##### EXERCISE INPUTS #####

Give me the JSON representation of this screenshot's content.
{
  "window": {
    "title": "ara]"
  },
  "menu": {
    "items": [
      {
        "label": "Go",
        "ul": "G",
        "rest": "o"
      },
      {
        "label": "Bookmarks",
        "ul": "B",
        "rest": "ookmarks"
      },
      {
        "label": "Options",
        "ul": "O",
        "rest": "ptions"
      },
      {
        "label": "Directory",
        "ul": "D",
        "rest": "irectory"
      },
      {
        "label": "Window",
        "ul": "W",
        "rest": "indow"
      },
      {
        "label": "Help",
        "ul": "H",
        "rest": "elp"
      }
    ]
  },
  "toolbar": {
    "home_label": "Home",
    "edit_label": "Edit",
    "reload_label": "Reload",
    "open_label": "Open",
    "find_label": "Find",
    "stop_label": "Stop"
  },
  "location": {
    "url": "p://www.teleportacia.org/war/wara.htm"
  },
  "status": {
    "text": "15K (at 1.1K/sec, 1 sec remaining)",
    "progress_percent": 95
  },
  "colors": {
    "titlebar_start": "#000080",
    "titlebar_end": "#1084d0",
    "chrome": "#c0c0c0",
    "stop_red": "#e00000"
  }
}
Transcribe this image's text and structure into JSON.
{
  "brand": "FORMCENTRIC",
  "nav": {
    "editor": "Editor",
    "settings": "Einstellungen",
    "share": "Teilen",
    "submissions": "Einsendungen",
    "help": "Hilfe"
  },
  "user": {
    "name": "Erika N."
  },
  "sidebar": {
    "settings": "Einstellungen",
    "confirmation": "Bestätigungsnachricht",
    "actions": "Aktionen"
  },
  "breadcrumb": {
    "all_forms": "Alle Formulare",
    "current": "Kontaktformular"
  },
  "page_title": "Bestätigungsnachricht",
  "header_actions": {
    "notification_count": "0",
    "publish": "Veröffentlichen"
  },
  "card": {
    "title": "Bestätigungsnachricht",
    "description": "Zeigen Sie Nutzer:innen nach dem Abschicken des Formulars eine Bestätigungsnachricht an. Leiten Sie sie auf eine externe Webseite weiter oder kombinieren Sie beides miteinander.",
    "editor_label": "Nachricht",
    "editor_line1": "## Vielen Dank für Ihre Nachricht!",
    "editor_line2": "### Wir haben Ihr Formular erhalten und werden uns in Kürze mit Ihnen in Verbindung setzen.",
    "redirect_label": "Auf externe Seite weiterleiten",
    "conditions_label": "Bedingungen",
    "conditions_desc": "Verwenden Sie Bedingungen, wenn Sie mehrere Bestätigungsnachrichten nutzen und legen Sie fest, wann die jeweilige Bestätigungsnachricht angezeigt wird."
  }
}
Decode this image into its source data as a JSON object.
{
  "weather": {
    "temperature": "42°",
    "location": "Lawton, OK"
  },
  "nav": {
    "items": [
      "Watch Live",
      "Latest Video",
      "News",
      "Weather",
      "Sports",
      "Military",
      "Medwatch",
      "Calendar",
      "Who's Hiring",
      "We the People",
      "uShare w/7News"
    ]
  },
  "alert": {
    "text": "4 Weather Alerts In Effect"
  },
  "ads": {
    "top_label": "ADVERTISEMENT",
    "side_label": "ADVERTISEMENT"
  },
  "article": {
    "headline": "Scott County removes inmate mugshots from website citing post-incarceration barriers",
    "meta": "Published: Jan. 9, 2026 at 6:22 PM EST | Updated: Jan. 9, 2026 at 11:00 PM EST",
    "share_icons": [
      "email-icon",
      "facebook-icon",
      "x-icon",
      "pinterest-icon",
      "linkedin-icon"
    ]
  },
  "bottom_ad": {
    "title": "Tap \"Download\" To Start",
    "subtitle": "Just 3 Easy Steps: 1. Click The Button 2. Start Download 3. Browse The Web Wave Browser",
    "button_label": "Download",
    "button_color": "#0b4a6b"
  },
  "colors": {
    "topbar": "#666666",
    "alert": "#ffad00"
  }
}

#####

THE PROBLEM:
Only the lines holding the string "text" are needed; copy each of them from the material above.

COMPLETED EXERCISE:
    "text": "15K (at 1.1K/sec, 1 sec remaining)",
Transcribe this image's text and structure into JSON.
    "text": "4 Weather Alerts In Effect"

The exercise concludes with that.